May 6, 2013
Unusual winter thunderstorms and warm temperatures led to flooding throughout Indiana, Illinois, Michigan, and Ohio in mid-January 2008, said the Dartmouth Flood Observatory. The thunderstorms brought heavy rain, and the warm temperatures melted snow, causing floods usually seen in the spring. The Moderate Resolution Imaging Spectroradiometer (MODIS) on NASA’s Aqua satellite captured the top image of floods in Indiana on January 12, 2008. The lower image was taken on December 25, 2007. The images illustrate the extent of flooding in the White and Wabash River basins. Most notably flooded is the East Fork of the White River in the upper right corner of the image. Not even visible on December 25, the river was at least a kilometer wide in places on January 12. The White and Wabash Rivers were also swollen. The floods damaged hundreds of homes throughout the Midwest, said the Dartmouth Flood Observatory. In these images, the flood-enlarged rivers are dark blue. Water is typically black in this type of image, which is made with both visible and infrared light, but mud scatters light, giving the water the blue tint seen here. The plant-covered land is green, while bare earth or sparsely vegetated areas are tan-pink. Natural vegetation is darker and browner in tone than crops. Fertilized agricultural fields color the land with tiny dots of almost fluorescent green. Clouds are pale blue and white. The MODIS Rapid Response System provides twice daily images of the United States in both infrared, as shown here, and photo-like true color. Credit: NASA images courtesy the MODIS Rapid Response Team at NASA GSFC. Caption by Holli Riebeek.
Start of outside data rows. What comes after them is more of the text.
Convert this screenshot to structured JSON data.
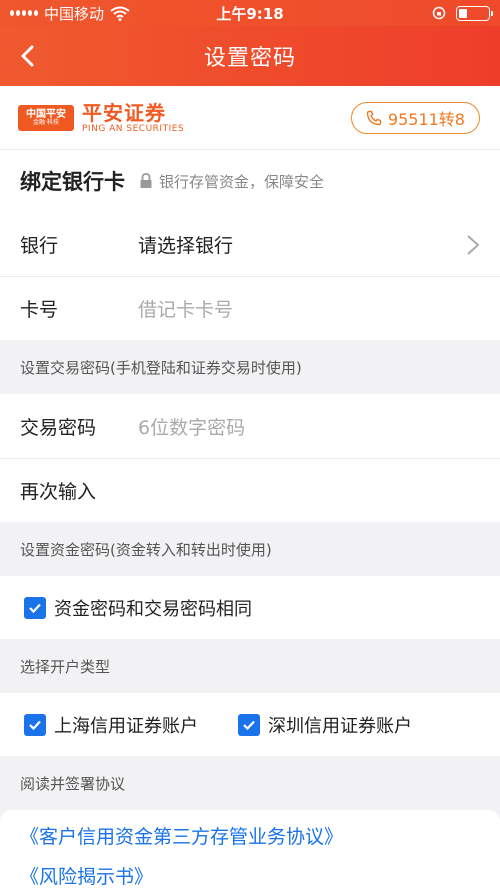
{
  "status": {
    "carrier": "中国移动",
    "time": "上午9:18"
  },
  "nav": {
    "title": "设置密码"
  },
  "brand": {
    "logo_text": "中国平安",
    "logo_sub": "金融·科技",
    "name_cn": "平安证券",
    "name_en": "PING AN SECURITIES",
    "hotline": "95511转8",
    "accent": "#f05a22"
  },
  "bind_card": {
    "title": "绑定银行卡",
    "note": "银行存管资金，保障安全",
    "bank": {
      "label": "银行",
      "value": "请选择银行"
    },
    "card": {
      "label": "卡号",
      "placeholder": "借记卡卡号"
    }
  },
  "trade_pwd": {
    "group_label": "设置交易密码(手机登陆和证券交易时使用)",
    "pwd": {
      "label": "交易密码",
      "placeholder": "6位数字密码"
    },
    "confirm": {
      "label": "再次输入",
      "placeholder": ""
    }
  },
  "fund_pwd": {
    "group_label": "设置资金密码(资金转入和转出时使用)",
    "same_label": "资金密码和交易密码相同",
    "same_checked": true
  },
  "account_type": {
    "group_label": "选择开户类型",
    "options": [
      {
        "label": "上海信用证券账户",
        "checked": true
      },
      {
        "label": "深圳信用证券账户",
        "checked": true
      }
    ]
  },
  "agreements": {
    "group_label": "阅读并签署协议",
    "items": [
      "《客户信用资金第三方存管业务协议》",
      "《风险揭示书》"
    ],
    "link_color": "#1a73e8"
  }
}
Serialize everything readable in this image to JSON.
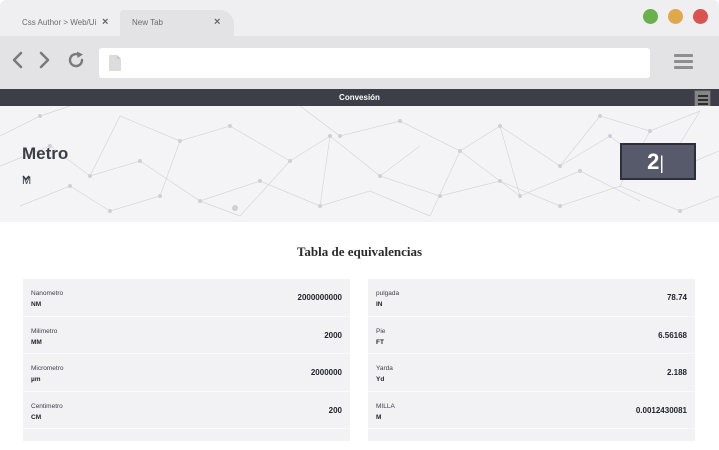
{
  "browser": {
    "tabs": [
      {
        "label": "Css Author > Web/Ui"
      },
      {
        "label": "New Tab"
      }
    ],
    "close_glyph": "×"
  },
  "page": {
    "header_title": "Convesión",
    "unit_title": "Metro",
    "unit_select": "M",
    "input_value": "2",
    "table_title": "Tabla de equivalencias",
    "left_rows": [
      {
        "name": "Nanometro",
        "abbr": "NM",
        "value": "2000000000"
      },
      {
        "name": "Milimetro",
        "abbr": "MM",
        "value": "2000"
      },
      {
        "name": "Micrometro",
        "abbr": "µm",
        "value": "2000000"
      },
      {
        "name": "Centimetro",
        "abbr": "CM",
        "value": "200"
      }
    ],
    "right_rows": [
      {
        "name": "pulgada",
        "abbr": "IN",
        "value": "78.74"
      },
      {
        "name": "Pie",
        "abbr": "FT",
        "value": "6.56168"
      },
      {
        "name": "Yarda",
        "abbr": "Yd",
        "value": "2.188"
      },
      {
        "name": "MILLA",
        "abbr": "M",
        "value": "0.0012430081"
      }
    ]
  },
  "colors": {
    "dark": "#3d3e48",
    "input_bg": "#575a6b",
    "row_bg": "#f2f2f4",
    "window_green": "#6ab04c",
    "window_yellow": "#e1a84b",
    "window_red": "#d9534f"
  },
  "icons": [
    "back-arrow-icon",
    "forward-arrow-icon",
    "reload-icon",
    "document-icon",
    "hamburger-menu-icon",
    "chevron-down-icon",
    "close-icon"
  ]
}
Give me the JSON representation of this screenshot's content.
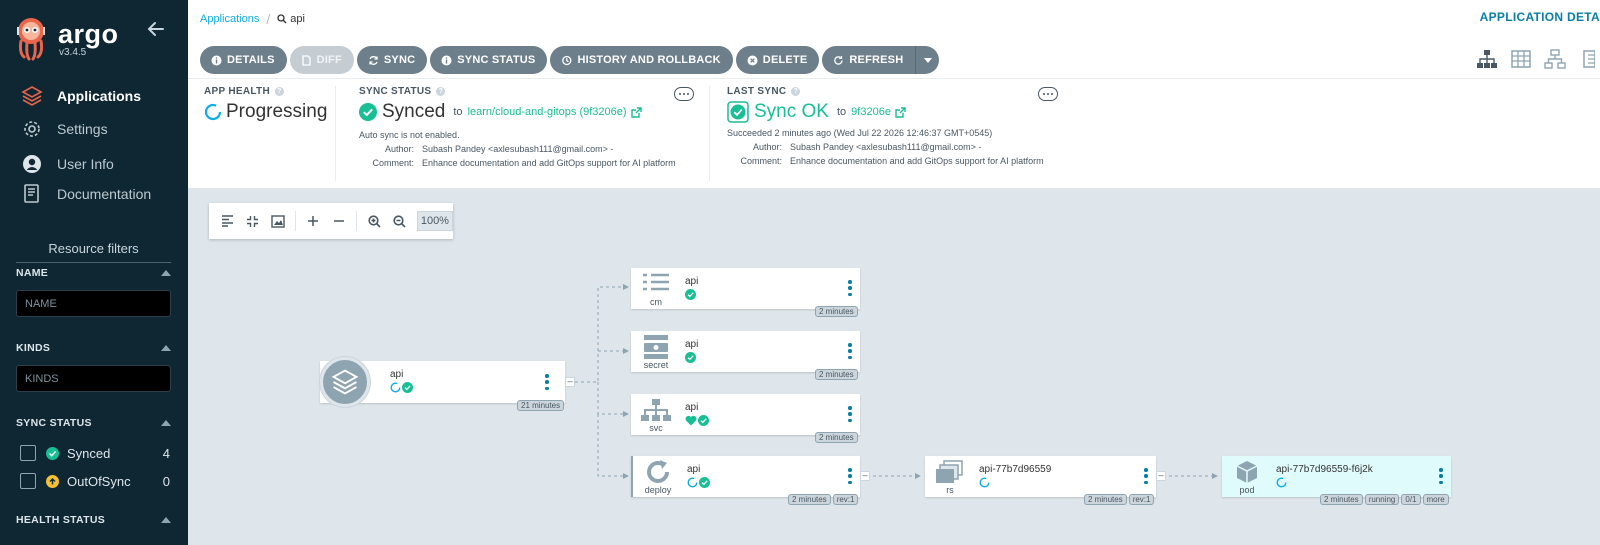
{
  "sidebar": {
    "brand": "argo",
    "version": "v3.4.5",
    "nav": [
      {
        "label": "Applications",
        "icon": "stack-icon"
      },
      {
        "label": "Settings",
        "icon": "gear-icon"
      },
      {
        "label": "User Info",
        "icon": "user-icon"
      },
      {
        "label": "Documentation",
        "icon": "book-icon"
      }
    ],
    "filters_title": "Resource filters",
    "name_head": "NAME",
    "name_placeholder": "NAME",
    "kinds_head": "KINDS",
    "kinds_placeholder": "KINDS",
    "sync_head": "SYNC STATUS",
    "sync_items": [
      {
        "label": "Synced",
        "count": "4"
      },
      {
        "label": "OutOfSync",
        "count": "0"
      }
    ],
    "health_head": "HEALTH STATUS"
  },
  "header": {
    "breadcrumb_root": "Applications",
    "breadcrumb_current": "api",
    "title": "APPLICATION DETA",
    "buttons": {
      "details": "DETAILS",
      "diff": "DIFF",
      "sync": "SYNC",
      "sync_status": "SYNC STATUS",
      "history": "HISTORY AND ROLLBACK",
      "delete": "DELETE",
      "refresh": "REFRESH"
    }
  },
  "app_health": {
    "label": "APP HEALTH",
    "status": "Progressing"
  },
  "sync_status": {
    "label": "SYNC STATUS",
    "status": "Synced",
    "to": "to",
    "target": "learn/cloud-and-gitops (9f3206e)",
    "auto_sync": "Auto sync is not enabled.",
    "author_k": "Author:",
    "author_v": "Subash Pandey <axlesubash111@gmail.com> -",
    "comment_k": "Comment:",
    "comment_v": "Enhance documentation and add GitOps support for AI platform"
  },
  "last_sync": {
    "label": "LAST SYNC",
    "status": "Sync OK",
    "to": "to",
    "target": "9f3206e",
    "succeeded": "Succeeded 2 minutes ago (Wed Jul 22 2026 12:46:37 GMT+0545)",
    "author_k": "Author:",
    "author_v": "Subash Pandey <axlesubash111@gmail.com> -",
    "comment_k": "Comment:",
    "comment_v": "Enhance documentation and add GitOps support for AI platform"
  },
  "graph": {
    "zoom": "100%",
    "app_node": {
      "name": "api",
      "age": "21 minutes"
    },
    "nodes": [
      {
        "name": "api",
        "kind": "cm",
        "tags": [
          "2 minutes"
        ]
      },
      {
        "name": "api",
        "kind": "secret",
        "tags": [
          "2 minutes"
        ]
      },
      {
        "name": "api",
        "kind": "svc",
        "tags": [
          "2 minutes"
        ]
      },
      {
        "name": "api",
        "kind": "deploy",
        "tags": [
          "2 minutes",
          "rev:1"
        ]
      },
      {
        "name": "api-77b7d96559",
        "kind": "rs",
        "tags": [
          "2 minutes",
          "rev:1"
        ]
      },
      {
        "name": "api-77b7d96559-f6j2k",
        "kind": "pod",
        "tags": [
          "2 minutes",
          "running",
          "0/1",
          "more"
        ]
      }
    ]
  },
  "colors": {
    "sidebar_bg": "#0e2733",
    "synced": "#18be94",
    "progressing": "#0dadea",
    "out_of_sync": "#f4c030",
    "button": "#6d7f8b"
  }
}
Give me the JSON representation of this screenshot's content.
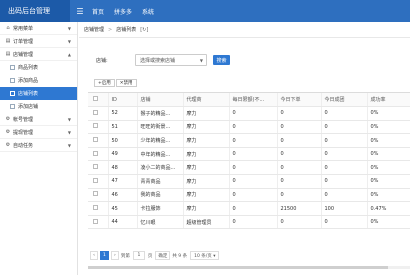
{
  "app": {
    "title": "出码后台管理",
    "menu_icon": "menu-icon"
  },
  "topnav": [
    {
      "label": "首页"
    },
    {
      "label": "拼多多"
    },
    {
      "label": "系统"
    }
  ],
  "sidebar": {
    "items": [
      {
        "label": "常用菜单",
        "icon": "home-icon"
      },
      {
        "label": "订单管理",
        "icon": "list-icon"
      },
      {
        "label": "店铺管理",
        "icon": "list-icon"
      }
    ],
    "subitems": [
      {
        "label": "商品列表"
      },
      {
        "label": "添加商品"
      },
      {
        "label": "店铺列表"
      },
      {
        "label": "添加店铺"
      }
    ],
    "more": [
      {
        "label": "帐号管理",
        "icon": "gear-icon"
      },
      {
        "label": "提现管理",
        "icon": "gear-icon"
      },
      {
        "label": "自动任务",
        "icon": "gear-icon"
      }
    ]
  },
  "breadcrumb": {
    "level1": "店铺管理",
    "sep": ">",
    "level2": "店铺列表",
    "refresh": "[↻]"
  },
  "filter": {
    "label": "店铺:",
    "select_placeholder": "选择或搜索店铺",
    "search_label": "搜索"
  },
  "toolbar": {
    "enable": "启用",
    "disable": "禁用"
  },
  "table": {
    "columns": [
      "ID",
      "店铺",
      "代理商",
      "每日限额(不...",
      "今日下单",
      "今日成团",
      "成功率"
    ],
    "rows": [
      [
        "52",
        "猴子的精品...",
        "摩力",
        "0",
        "0",
        "0",
        "0%"
      ],
      [
        "51",
        "旺旺的街景...",
        "摩力",
        "0",
        "0",
        "0",
        "0%"
      ],
      [
        "50",
        "少年的精品...",
        "摩力",
        "0",
        "0",
        "0",
        "0%"
      ],
      [
        "49",
        "中年的精品...",
        "摩力",
        "0",
        "0",
        "0",
        "0%"
      ],
      [
        "48",
        "凌小二的商品...",
        "摩力",
        "0",
        "0",
        "0",
        "0%"
      ],
      [
        "47",
        "青青商品",
        "摩力",
        "0",
        "0",
        "0",
        "0%"
      ],
      [
        "46",
        "我的商品",
        "摩力",
        "0",
        "0",
        "0",
        "0%"
      ],
      [
        "45",
        "卡拉服饰",
        "摩力",
        "0",
        "21500",
        "100",
        "0.47%"
      ],
      [
        "44",
        "忆川眼",
        "超级管理员",
        "0",
        "0",
        "0",
        "0%"
      ]
    ]
  },
  "pager": {
    "prev": "‹",
    "page": "1",
    "next": "›",
    "goto_label": "到第",
    "goto_value": "1",
    "page_unit": "页",
    "confirm": "确定",
    "total": "共 9 条",
    "page_size": "10 条/页 ▾"
  }
}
Topics: Weather, Disaster Accident, Environment, Flood, Meteorology, Atmospheric sciences, Wabash River, Moderate-Resolution Imaging Spectroradiometer, Thunderstorm, Hydrology, Water, Infrared